Jackson Grapefruit Research a Unique Approach to Managing HLB

Clint Thompson Citrus, Florida, Top Posts

Photo by Clint Thompson/Jackson grapefruit trees covered by mesh.

By Clint Thompson

Jackson grapefruit research trials are under the microscope at the University of Florida Institute of Food and Agricultural Sciences (UF/IFAS) Citrus Education and Research Center in Lake Alfred, Florida.

Scientists like Arnold Schumann are studying the HLB (Huanglongbing)-tolerant rootstock in hopes of providing growers an effective option to counter the ongoing issue of citrus greening.

UF/IFAS scientist Arnold Schumann

One unique feature of the research is the application of mesh bag coverings being placed around the tree to protect against the Asian citrus psyllid, the vector of citrus greening disease. The coverings enable the trees to get a growth spurt and be able to fight off the psyllid more effectively once the bags are pulled off.

“Get them into a productive size before they even get the first impact of HLB which slows the trees down. Even the tolerant trees get slowed down. We’re keeping them completely free of that inhibition for up to two years, so they get a head start. We expect to see them to do better than the ones that are open from day one,” Schumann said. “We’re combining a lot of the factors like tolerance of the scion to HLB, tolerance of the rootstock to HLB and protection with bags. We’re enhancing growth by having high density aquaponics fertigation, and we’re putting a lot of factors together to increase the likelihood of being profitable and not succumbing to HLB.”

Bearing Fruit Quicker

Once the bags are removed, the trees are ready to bear fruit. This system allows for a quicker and more efficient productivity of the trees. Instead of waiting 3 to 4 years for the trees to bear fruit, these trees are producing fruit in 1 to 2 years.

“In my experience when you grow trees like this with hydroponics, in the second year they bear fruit. It’s quite amazing,” Schumann said. “The sooner you can pay back your loans and things the better. Early money is great.”

The research is also being studied in a more densely populated grove, with 871 trees per acre; compared to a normal grove with 218 trees at 10×20 spacing. But the reward is worth the investment.

“The cost of the extra trees will be more than offset by the early yield and high profitability of that early yield,” he added.

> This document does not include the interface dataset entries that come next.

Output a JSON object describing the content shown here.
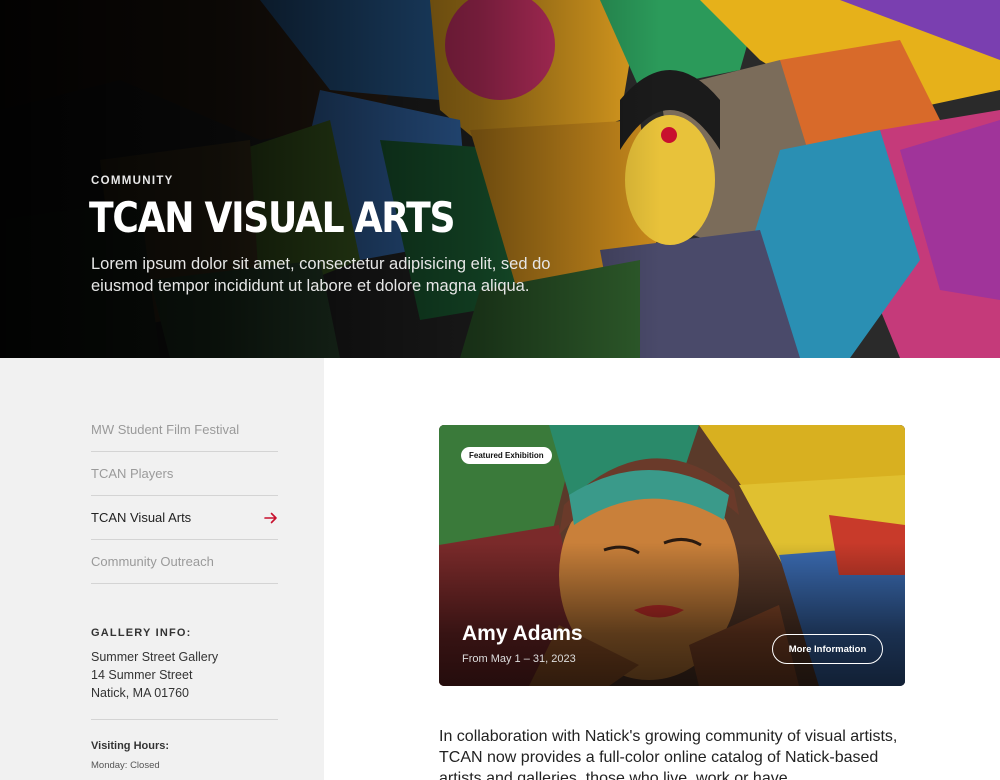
{
  "hero": {
    "eyebrow": "COMMUNITY",
    "title": "TCAN VISUAL ARTS",
    "subtitle": "Lorem ipsum dolor sit amet, consectetur adipisicing elit, sed do eiusmod tempor incididunt ut labore et dolore magna aliqua."
  },
  "sidebar": {
    "nav": [
      {
        "label": "MW Student Film Festival"
      },
      {
        "label": "TCAN Players"
      },
      {
        "label": "TCAN Visual Arts"
      },
      {
        "label": "Community Outreach"
      }
    ],
    "gallery_info": {
      "heading": "GALLERY INFO:",
      "name": "Summer Street Gallery",
      "street": "14 Summer Street",
      "city": "Natick, MA 01760"
    },
    "visiting": {
      "heading": "Visiting Hours:",
      "line1": "Monday: Closed"
    }
  },
  "feature": {
    "badge": "Featured Exhibition",
    "title": "Amy Adams",
    "date": "From May 1 – 31, 2023",
    "button": "More Information"
  },
  "body": {
    "intro": "In collaboration with Natick's growing community of visual artists, TCAN now provides a full-color online catalog of Natick-based artists and galleries, those who live, work or have"
  },
  "colors": {
    "accent": "#c8102e",
    "sidebar_bg": "#f1f1f1"
  }
}
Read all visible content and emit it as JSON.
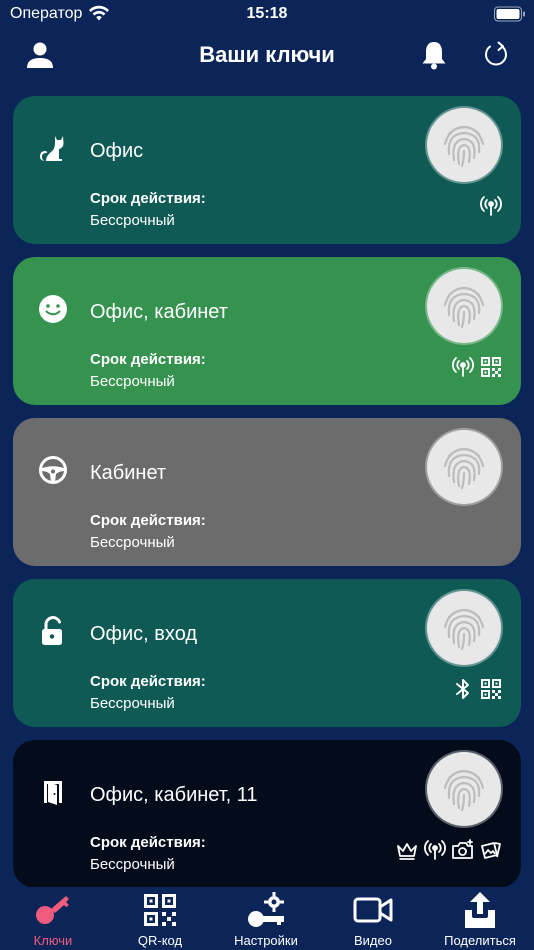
{
  "status_bar": {
    "carrier": "Оператор",
    "time": "15:18"
  },
  "header": {
    "title": "Ваши ключи",
    "left_icon": "user-icon",
    "bell_icon": "bell-icon",
    "refresh_icon": "refresh-icon"
  },
  "colors": {
    "background": "#0c2559",
    "card_teal": "#0f5a55",
    "card_green": "#35924f",
    "card_gray": "#6c6c6c",
    "card_black": "#040c1c",
    "tab_active": "#f05b7e"
  },
  "cards": [
    {
      "name": "Офис",
      "valid_label": "Срок действия:",
      "valid_value": "Бессрочный",
      "icon": "cat-icon",
      "color": "#0f5a55",
      "features": [
        "radio-icon"
      ]
    },
    {
      "name": "Офис, кабинет",
      "valid_label": "Срок действия:",
      "valid_value": "Бессрочный",
      "icon": "smile-icon",
      "color": "#35924f",
      "features": [
        "radio-icon",
        "qr-icon"
      ]
    },
    {
      "name": "Кабинет",
      "valid_label": "Срок действия:",
      "valid_value": "Бессрочный",
      "icon": "steering-wheel-icon",
      "color": "#6c6c6c",
      "features": []
    },
    {
      "name": "Офис, вход",
      "valid_label": "Срок действия:",
      "valid_value": "Бессрочный",
      "icon": "padlock-open-icon",
      "color": "#0f5a55",
      "features": [
        "bluetooth-icon",
        "qr-icon"
      ]
    },
    {
      "name": "Офис, кабинет, 11",
      "valid_label": "Срок действия:",
      "valid_value": "Бессрочный",
      "icon": "door-icon",
      "color": "#040c1c",
      "features": [
        "crown-icon",
        "radio-icon",
        "camera-icon",
        "photos-icon"
      ]
    }
  ],
  "tabs": [
    {
      "label": "Ключи",
      "icon": "key-icon",
      "active": true
    },
    {
      "label": "QR-код",
      "icon": "qr-icon",
      "active": false
    },
    {
      "label": "Настройки",
      "icon": "key-gear-icon",
      "active": false
    },
    {
      "label": "Видео",
      "icon": "video-camera-icon",
      "active": false
    },
    {
      "label": "Поделиться",
      "icon": "share-icon",
      "active": false
    }
  ]
}
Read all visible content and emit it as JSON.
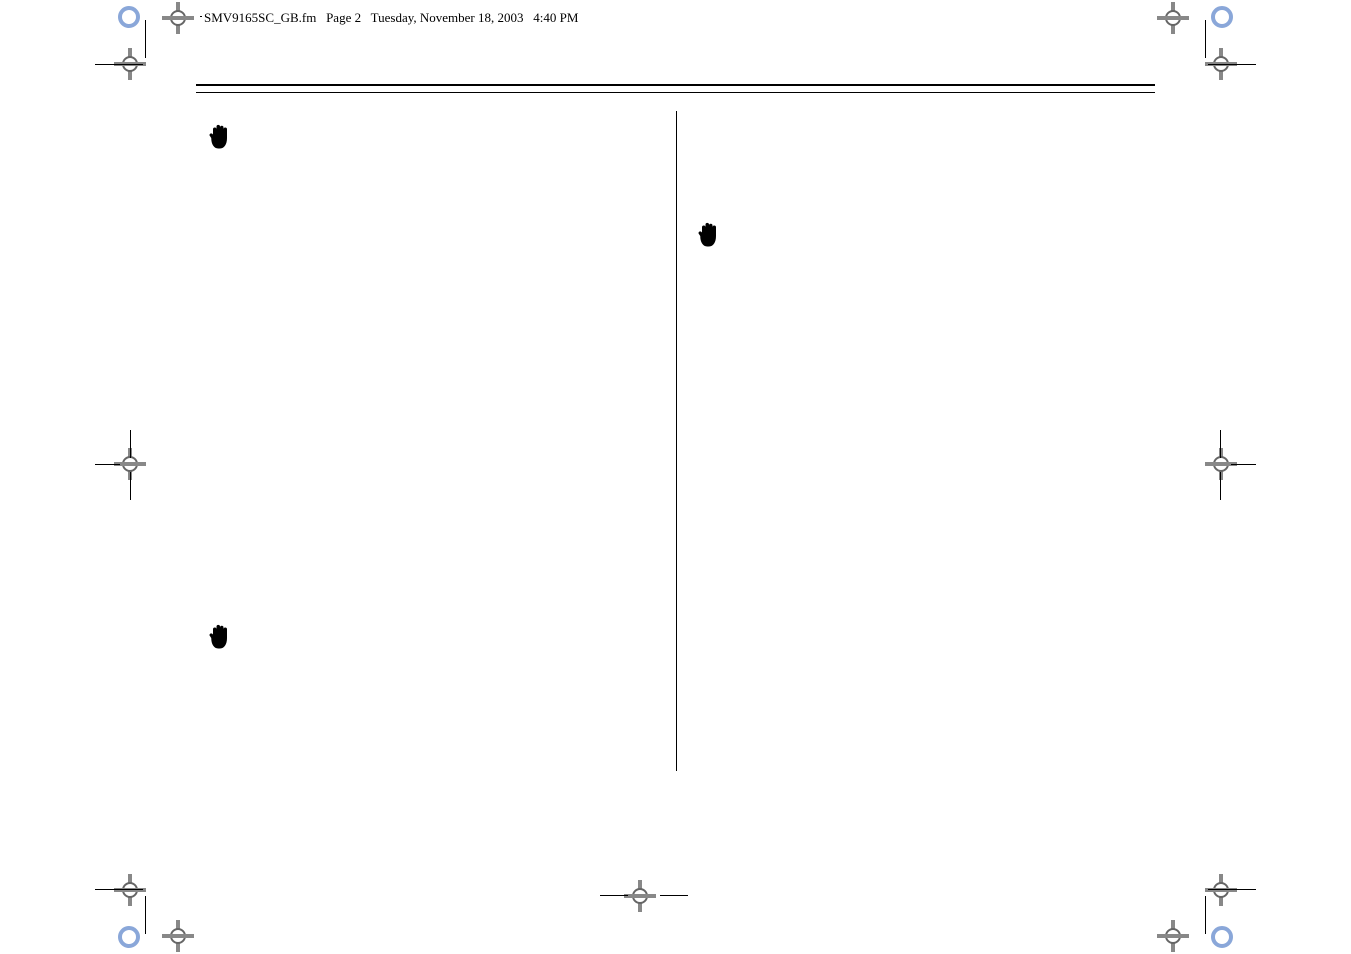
{
  "header": {
    "filename": "SMV9165SC_GB.fm",
    "page_label": "Page 2",
    "date_label": "Tuesday, November 18, 2003",
    "time_label": "4:40 PM"
  },
  "icons": {
    "hand": "hand-icon"
  }
}
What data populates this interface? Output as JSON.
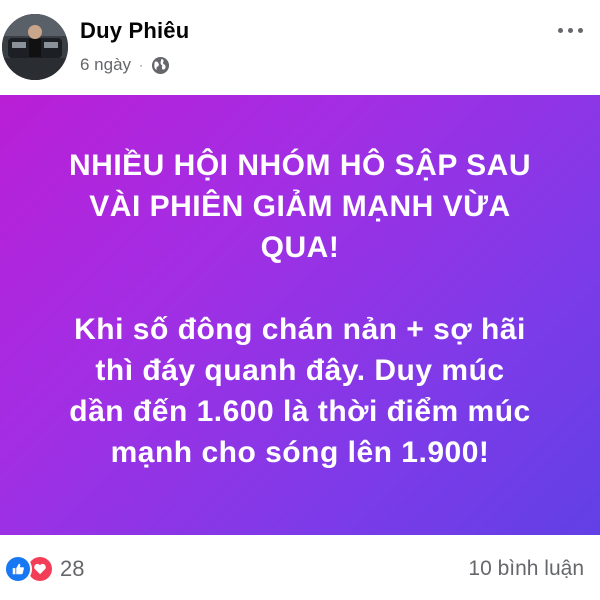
{
  "post": {
    "author": "Duy Phiêu",
    "time": "6 ngày",
    "separator": "·",
    "privacy_icon": "globe-icon",
    "more_icon": "more-options-icon"
  },
  "card": {
    "background_colors": [
      "#b91fd6",
      "#6140e6"
    ],
    "lines_1": [
      "NHIỀU HỘI NHÓM HÔ SẬP SAU",
      "VÀI PHIÊN GIẢM MẠNH VỪA",
      "QUA!"
    ],
    "lines_2": [
      "Khi số đông chán nản + sợ hãi",
      "thì đáy quanh đây. Duy múc",
      "dần đến 1.600 là thời điểm múc",
      "mạnh cho sóng lên 1.900!"
    ]
  },
  "footer": {
    "reaction_icons": [
      "like-icon",
      "love-icon"
    ],
    "reaction_count": "28",
    "comments": "10 bình luận"
  }
}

The trees are still vulnerable to other pests and diseases, but the mesh covering allows for appropriate chemical applications to be made.